• [Assigned task]
All of the records are to be copied out exactly, with nothing left out.
• • • • • • •
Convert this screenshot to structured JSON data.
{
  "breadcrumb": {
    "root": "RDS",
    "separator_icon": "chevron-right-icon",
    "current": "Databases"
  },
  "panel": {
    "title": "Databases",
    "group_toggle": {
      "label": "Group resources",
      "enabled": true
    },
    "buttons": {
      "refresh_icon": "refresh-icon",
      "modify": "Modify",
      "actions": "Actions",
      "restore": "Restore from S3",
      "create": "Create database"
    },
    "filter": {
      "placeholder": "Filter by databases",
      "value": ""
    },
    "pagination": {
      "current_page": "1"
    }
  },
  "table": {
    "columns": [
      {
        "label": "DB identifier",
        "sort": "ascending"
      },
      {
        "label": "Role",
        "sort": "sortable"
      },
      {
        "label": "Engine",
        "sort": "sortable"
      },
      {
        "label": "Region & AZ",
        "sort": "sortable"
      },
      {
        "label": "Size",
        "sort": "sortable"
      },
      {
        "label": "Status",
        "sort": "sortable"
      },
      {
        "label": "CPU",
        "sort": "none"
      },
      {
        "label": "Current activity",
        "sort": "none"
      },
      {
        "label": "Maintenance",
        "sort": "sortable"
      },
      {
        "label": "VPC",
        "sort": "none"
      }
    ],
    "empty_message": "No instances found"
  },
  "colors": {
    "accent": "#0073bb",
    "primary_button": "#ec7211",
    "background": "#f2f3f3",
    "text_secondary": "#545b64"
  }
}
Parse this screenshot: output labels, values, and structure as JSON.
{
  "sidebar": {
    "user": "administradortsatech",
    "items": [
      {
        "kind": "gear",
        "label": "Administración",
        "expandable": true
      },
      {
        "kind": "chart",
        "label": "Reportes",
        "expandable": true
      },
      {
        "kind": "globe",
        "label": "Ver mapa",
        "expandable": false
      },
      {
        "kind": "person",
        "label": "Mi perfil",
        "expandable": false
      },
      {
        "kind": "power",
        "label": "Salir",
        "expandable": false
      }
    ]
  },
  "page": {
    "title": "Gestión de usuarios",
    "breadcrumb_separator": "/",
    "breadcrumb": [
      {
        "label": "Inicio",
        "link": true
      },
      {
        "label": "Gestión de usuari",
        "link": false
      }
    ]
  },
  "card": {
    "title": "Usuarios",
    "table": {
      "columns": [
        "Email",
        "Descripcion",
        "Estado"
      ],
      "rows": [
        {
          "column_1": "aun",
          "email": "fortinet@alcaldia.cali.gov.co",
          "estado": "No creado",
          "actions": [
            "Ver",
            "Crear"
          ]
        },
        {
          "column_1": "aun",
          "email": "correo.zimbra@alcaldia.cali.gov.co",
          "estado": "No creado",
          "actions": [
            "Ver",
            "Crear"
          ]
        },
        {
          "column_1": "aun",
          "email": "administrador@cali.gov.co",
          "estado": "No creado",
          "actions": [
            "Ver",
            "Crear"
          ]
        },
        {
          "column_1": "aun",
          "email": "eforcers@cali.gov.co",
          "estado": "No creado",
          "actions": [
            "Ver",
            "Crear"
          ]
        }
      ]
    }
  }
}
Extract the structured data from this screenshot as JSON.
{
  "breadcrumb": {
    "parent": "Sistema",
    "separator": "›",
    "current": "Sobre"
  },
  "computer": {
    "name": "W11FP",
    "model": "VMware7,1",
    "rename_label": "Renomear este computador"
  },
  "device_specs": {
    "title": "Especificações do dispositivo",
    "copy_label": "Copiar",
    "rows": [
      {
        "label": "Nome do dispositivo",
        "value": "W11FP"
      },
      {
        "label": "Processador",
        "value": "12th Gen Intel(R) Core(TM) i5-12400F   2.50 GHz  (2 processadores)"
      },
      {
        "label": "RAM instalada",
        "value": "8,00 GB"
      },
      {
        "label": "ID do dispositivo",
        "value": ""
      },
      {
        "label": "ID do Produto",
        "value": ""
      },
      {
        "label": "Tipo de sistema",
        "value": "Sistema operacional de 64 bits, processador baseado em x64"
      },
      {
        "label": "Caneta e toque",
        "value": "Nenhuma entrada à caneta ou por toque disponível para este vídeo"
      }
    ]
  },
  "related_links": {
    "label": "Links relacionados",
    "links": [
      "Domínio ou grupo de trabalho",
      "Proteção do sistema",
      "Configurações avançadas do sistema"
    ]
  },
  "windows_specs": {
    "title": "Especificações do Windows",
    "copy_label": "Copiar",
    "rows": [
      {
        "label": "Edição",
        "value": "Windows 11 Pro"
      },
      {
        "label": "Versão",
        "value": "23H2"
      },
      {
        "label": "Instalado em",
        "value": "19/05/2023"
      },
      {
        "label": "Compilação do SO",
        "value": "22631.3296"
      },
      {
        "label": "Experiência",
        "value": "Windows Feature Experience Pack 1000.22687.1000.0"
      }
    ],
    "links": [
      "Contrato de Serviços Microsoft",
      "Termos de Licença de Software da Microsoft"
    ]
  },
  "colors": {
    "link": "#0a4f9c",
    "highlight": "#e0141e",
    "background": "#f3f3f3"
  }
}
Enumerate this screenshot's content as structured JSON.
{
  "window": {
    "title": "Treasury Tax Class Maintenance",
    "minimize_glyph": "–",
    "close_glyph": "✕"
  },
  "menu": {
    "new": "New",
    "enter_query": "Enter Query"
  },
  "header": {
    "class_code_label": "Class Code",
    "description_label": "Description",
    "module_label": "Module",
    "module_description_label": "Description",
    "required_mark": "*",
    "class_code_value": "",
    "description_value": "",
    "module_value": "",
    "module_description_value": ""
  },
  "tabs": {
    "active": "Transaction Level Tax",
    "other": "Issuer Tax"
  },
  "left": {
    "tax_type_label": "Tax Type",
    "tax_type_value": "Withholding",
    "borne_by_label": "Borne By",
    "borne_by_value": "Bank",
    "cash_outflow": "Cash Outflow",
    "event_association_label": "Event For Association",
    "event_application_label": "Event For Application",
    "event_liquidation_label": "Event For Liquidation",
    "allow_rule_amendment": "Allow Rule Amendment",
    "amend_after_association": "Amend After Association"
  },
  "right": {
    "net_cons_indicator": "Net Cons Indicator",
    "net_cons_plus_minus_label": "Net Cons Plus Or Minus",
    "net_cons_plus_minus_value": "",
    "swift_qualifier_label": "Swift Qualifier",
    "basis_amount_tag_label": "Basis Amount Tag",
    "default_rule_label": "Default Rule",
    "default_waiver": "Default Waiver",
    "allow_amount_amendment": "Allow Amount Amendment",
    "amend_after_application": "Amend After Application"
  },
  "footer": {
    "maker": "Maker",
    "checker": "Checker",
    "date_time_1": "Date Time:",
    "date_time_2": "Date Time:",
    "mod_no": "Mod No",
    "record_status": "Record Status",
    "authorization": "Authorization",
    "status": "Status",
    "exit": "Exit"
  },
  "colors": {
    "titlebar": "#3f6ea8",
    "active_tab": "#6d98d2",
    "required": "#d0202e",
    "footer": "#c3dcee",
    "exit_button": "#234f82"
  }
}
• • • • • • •
• [Solved exercise]
Convert this screenshot to structured JSON data.
{
  "breadcrumb": {
    "root": "RDS",
    "separator_icon": "chevron-right-icon",
    "current": "Databases"
  },
  "panel": {
    "title": "Databases",
    "group_toggle": {
      "label": "Group resources",
      "enabled": true
    },
    "buttons": {
      "refresh_icon": "refresh-icon",
      "modify": "Modify",
      "actions": "Actions",
      "restore": "Restore from S3",
      "create": "Create database"
    },
    "filter": {
      "placeholder": "Filter by databases",
      "value": ""
    },
    "pagination": {
      "current_page": "1"
    }
  },
  "table": {
    "columns": [
      {
        "label": "DB identifier",
        "sort": "ascending"
      },
      {
        "label": "Role",
        "sort": "sortable"
      },
      {
        "label": "Engine",
        "sort": "sortable"
      },
      {
        "label": "Region & AZ",
        "sort": "sortable"
      },
      {
        "label": "Size",
        "sort": "sortable"
      },
      {
        "label": "Status",
        "sort": "sortable"
      },
      {
        "label": "CPU",
        "sort": "none"
      },
      {
        "label": "Current activity",
        "sort": "none"
      },
      {
        "label": "Maintenance",
        "sort": "sortable"
      },
      {
        "label": "VPC",
        "sort": "none"
      }
    ],
    "empty_message": "No instances found"
  },
  "colors": {
    "accent": "#0073bb",
    "primary_button": "#ec7211",
    "background": "#f2f3f3",
    "text_secondary": "#545b64"
  }
}
Parse this screenshot: output labels, values, and structure as JSON.
{
  "sidebar": {
    "user": "administradortsatech",
    "items": [
      {
        "kind": "gear",
        "label": "Administración",
        "expandable": true
      },
      {
        "kind": "chart",
        "label": "Reportes",
        "expandable": true
      },
      {
        "kind": "globe",
        "label": "Ver mapa",
        "expandable": false
      },
      {
        "kind": "person",
        "label": "Mi perfil",
        "expandable": false
      },
      {
        "kind": "power",
        "label": "Salir",
        "expandable": false
      }
    ]
  },
  "page": {
    "title": "Gestión de usuarios",
    "breadcrumb_separator": "/",
    "breadcrumb": [
      {
        "label": "Inicio",
        "link": true
      },
      {
        "label": "Gestión de usuari",
        "link": false
      }
    ]
  },
  "card": {
    "title": "Usuarios",
    "table": {
      "columns": [
        "Email",
        "Descripcion",
        "Estado"
      ],
      "rows": [
        {
          "column_1": "aun",
          "email": "fortinet@alcaldia.cali.gov.co",
          "estado": "No creado",
          "actions": [
            "Ver",
            "Crear"
          ]
        },
        {
          "column_1": "aun",
          "email": "correo.zimbra@alcaldia.cali.gov.co",
          "estado": "No creado",
          "actions": [
            "Ver",
            "Crear"
          ]
        },
        {
          "column_1": "aun",
          "email": "administrador@cali.gov.co",
          "estado": "No creado",
          "actions": [
            "Ver",
            "Crear"
          ]
        },
        {
          "column_1": "aun",
          "email": "eforcers@cali.gov.co",
          "estado": "No creado",
          "actions": [
            "Ver",
            "Crear"
          ]
        }
      ]
    }
  }
}
Extract the structured data from this screenshot as JSON.
{
  "breadcrumb": {
    "parent": "Sistema",
    "separator": "›",
    "current": "Sobre"
  },
  "computer": {
    "name": "W11FP",
    "model": "VMware7,1",
    "rename_label": "Renomear este computador"
  },
  "device_specs": {
    "title": "Especificações do dispositivo",
    "copy_label": "Copiar",
    "rows": [
      {
        "label": "Nome do dispositivo",
        "value": "W11FP"
      },
      {
        "label": "Processador",
        "value": "12th Gen Intel(R) Core(TM) i5-12400F   2.50 GHz  (2 processadores)"
      },
      {
        "label": "RAM instalada",
        "value": "8,00 GB"
      },
      {
        "label": "ID do dispositivo",
        "value": ""
      },
      {
        "label": "ID do Produto",
        "value": ""
      },
      {
        "label": "Tipo de sistema",
        "value": "Sistema operacional de 64 bits, processador baseado em x64"
      },
      {
        "label": "Caneta e toque",
        "value": "Nenhuma entrada à caneta ou por toque disponível para este vídeo"
      }
    ]
  },
  "related_links": {
    "label": "Links relacionados",
    "links": [
      "Domínio ou grupo de trabalho",
      "Proteção do sistema",
      "Configurações avançadas do sistema"
    ]
  },
  "windows_specs": {
    "title": "Especificações do Windows",
    "copy_label": "Copiar",
    "rows": [
      {
        "label": "Edição",
        "value": "Windows 11 Pro"
      },
      {
        "label": "Versão",
        "value": "23H2"
      },
      {
        "label": "Instalado em",
        "value": "19/05/2023"
      },
      {
        "label": "Compilação do SO",
        "value": "22631.3296"
      },
      {
        "label": "Experiência",
        "value": "Windows Feature Experience Pack 1000.22687.1000.0"
      }
    ],
    "links": [
      "Contrato de Serviços Microsoft",
      "Termos de Licença de Software da Microsoft"
    ]
  },
  "colors": {
    "link": "#0a4f9c",
    "highlight": "#e0141e",
    "background": "#f3f3f3"
  }
}
Enumerate this screenshot's content as structured JSON.
{
  "window": {
    "title": "Treasury Tax Class Maintenance",
    "minimize_glyph": "–",
    "close_glyph": "✕"
  },
  "menu": {
    "new": "New",
    "enter_query": "Enter Query"
  },
  "header": {
    "class_code_label": "Class Code",
    "description_label": "Description",
    "module_label": "Module",
    "module_description_label": "Description",
    "required_mark": "*",
    "class_code_value": "",
    "description_value": "",
    "module_value": "",
    "module_description_value": ""
  },
  "tabs": {
    "active": "Transaction Level Tax",
    "other": "Issuer Tax"
  },
  "left": {
    "tax_type_label": "Tax Type",
    "tax_type_value": "Withholding",
    "borne_by_label": "Borne By",
    "borne_by_value": "Bank",
    "cash_outflow": "Cash Outflow",
    "event_association_label": "Event For Association",
    "event_application_label": "Event For Application",
    "event_liquidation_label": "Event For Liquidation",
    "allow_rule_amendment": "Allow Rule Amendment",
    "amend_after_association": "Amend After Association"
  },
  "right": {
    "net_cons_indicator": "Net Cons Indicator",
    "net_cons_plus_minus_label": "Net Cons Plus Or Minus",
    "net_cons_plus_minus_value": "",
    "swift_qualifier_label": "Swift Qualifier",
    "basis_amount_tag_label": "Basis Amount Tag",
    "default_rule_label": "Default Rule",
    "default_waiver": "Default Waiver",
    "allow_amount_amendment": "Allow Amount Amendment",
    "amend_after_application": "Amend After Application"
  },
  "footer": {
    "maker": "Maker",
    "checker": "Checker",
    "date_time_1": "Date Time:",
    "date_time_2": "Date Time:",
    "mod_no": "Mod No",
    "record_status": "Record Status",
    "authorization": "Authorization",
    "status": "Status",
    "exit": "Exit"
  },
  "colors": {
    "titlebar": "#3f6ea8",
    "active_tab": "#6d98d2",
    "required": "#d0202e",
    "footer": "#c3dcee",
    "exit_button": "#234f82"
  }
}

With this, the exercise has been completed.